When Sir Isaac Newton developed his theory of gravity back in the late 17th century, it became possible to calculate the distance to the Moon based on the mass of the Earth and the Moon’s orbital period. That formula is:
R = [(GmT2)/(4π2)]1/3
- R = distance to the Moon
- G = universal gravitational constant
- m = mass of the Earth
- T = Moon’s orbital period
The mass of the Earth could be calculated using that same theory (but a different equation), and the Moon’s orbital period was known from direct observation. The universal gravitational constant, however, was not accurately measured until 1798, nearly 71 years after Newton’s death. That measurement was first done by Henry Cavendish, and later refined by others, a process that continues to this day. It’s a notoriously difficult number to measure.
But the distance became directly measurable when radar was invented in the early 20th century. It was now possible to bounce a radar pulse off the Moon, measure the pulse’s travel time, and calculate the distance using a simple formula from kinematics: d = v × t. Since radar travels at the speed of light (v = 299,792,458 m/s), a pulse sent from Earth will return in about t = 2.5 seconds. Multiply those two numbers, divide by 2, and you have the distance to the Moon.

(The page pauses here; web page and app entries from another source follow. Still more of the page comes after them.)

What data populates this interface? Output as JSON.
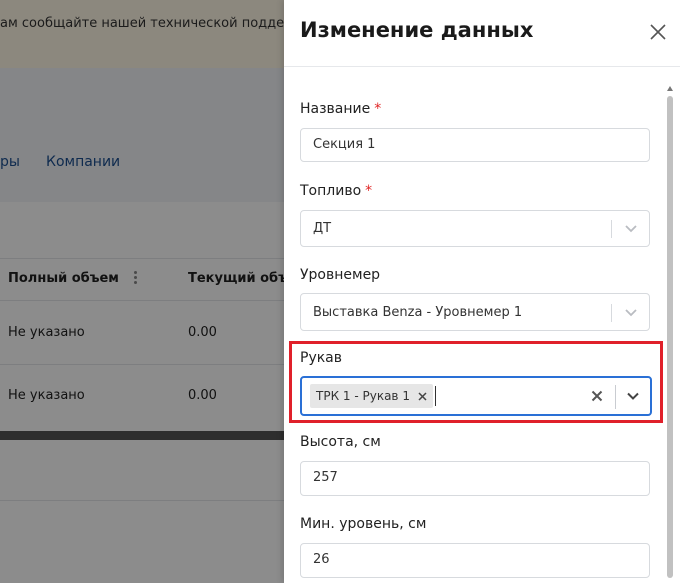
{
  "background": {
    "notice_text": "ам сообщайте нашей технической поддерж",
    "tabs": [
      "ры",
      "Компании"
    ],
    "table": {
      "columns": [
        "Полный объем",
        "Текущий объем"
      ],
      "rows": [
        [
          "Не указано",
          "0.00"
        ],
        [
          "Не указано",
          "0.00"
        ]
      ]
    }
  },
  "drawer": {
    "title": "Изменение данных",
    "required_mark": "*",
    "fields": {
      "name": {
        "label": "Название",
        "value": "Секция 1"
      },
      "fuel": {
        "label": "Топливо",
        "value": "ДТ"
      },
      "level_gauge": {
        "label": "Уровнемер",
        "value": "Выставка Benza - Уровнемер 1"
      },
      "hose": {
        "label": "Рукав",
        "selected": [
          "ТРК 1 - Рукав 1"
        ]
      },
      "height": {
        "label": "Высота, см",
        "value": "257"
      },
      "min_level": {
        "label": "Мин. уровень, см",
        "value": "26"
      }
    }
  },
  "colors": {
    "accent": "#2a70d6",
    "required": "#e02424",
    "highlight": "#e0202a",
    "link": "#1d4f91"
  }
}
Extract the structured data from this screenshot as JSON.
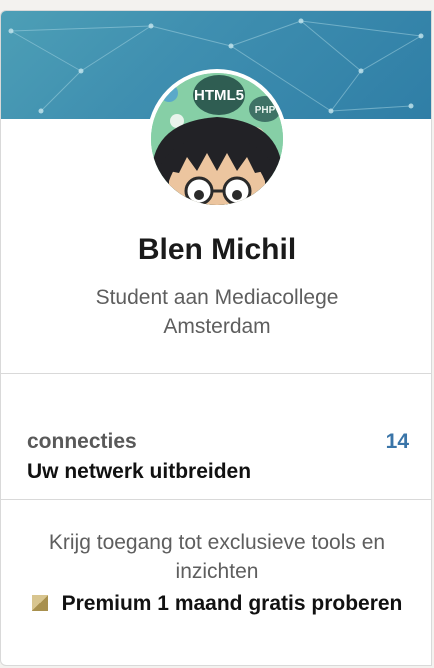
{
  "profile": {
    "name": "Blen Michil",
    "headline": "Student aan Mediacollege Amsterdam",
    "avatar_text_1": "HTML5",
    "avatar_text_2": "PHP"
  },
  "connections": {
    "label": "connecties",
    "count": "14",
    "link": "Uw netwerk uitbreiden"
  },
  "premium": {
    "text": "Krijg toegang tot exclusieve tools en inzichten",
    "link": "Premium 1 maand gratis proberen",
    "icon": "premium-gold-icon"
  },
  "colors": {
    "banner": "#3f8fb0",
    "count": "#3a75a8",
    "premium_gold": "#c9b27a"
  }
}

The situation further improved in the 1960s, when astronauts in the Apollo space program left retro-reflectors on the lunar surface. Click on the thumbnail below to see one of them.
A retro-reflector is basically a bunch of mirrors arranged such that, regardless of the angle light strikes it, it reflects that light straight back to the source. If you want to learn more about how they work, see this link. By the time these devices were deployed, scientists also had lasers powerful enough for detectors to “see” the returning pulse of light, and atomic clocks to measure the time with very high accuracy. It is currently possible to measure the distance to the Moon with a precision of about one millimeter (about 1/25 of an inch).
My animation simulates, to correct scale, a 1.0 second laser pulse fired from Earth and reflecting back from the Moon in approximately real time. It also shows something many people find surprising: When you fire a laser (or any beam of light) for one second, and then turn it off, that 299,792,458 meter long beam continues to travel independent of its source.
Scientists are still using these retro-reflectors to monitor the distance to the Moon. They’ve found that the Moon is slowly spiraling away from the Earth by about 3.8 cm each year. The reason for that is beyond the scope of this post, but it has to do with gravitational interactions. Theory suggests that, when the Moon and Earth reach the point where the length of a day (which is also slowly increasing) equals the orbital period of the Moon, the system will reach equilibrium. That won’t happen until around 50 billion years from now, so barring some cosmic catastrophe, we’ll continue enjoying the sight of our nearest neighbor in space for the foreseeable future, albeit at greater and greater distances.
Next Week in Sky Lights ⇒ Saturn at Opposition on May 10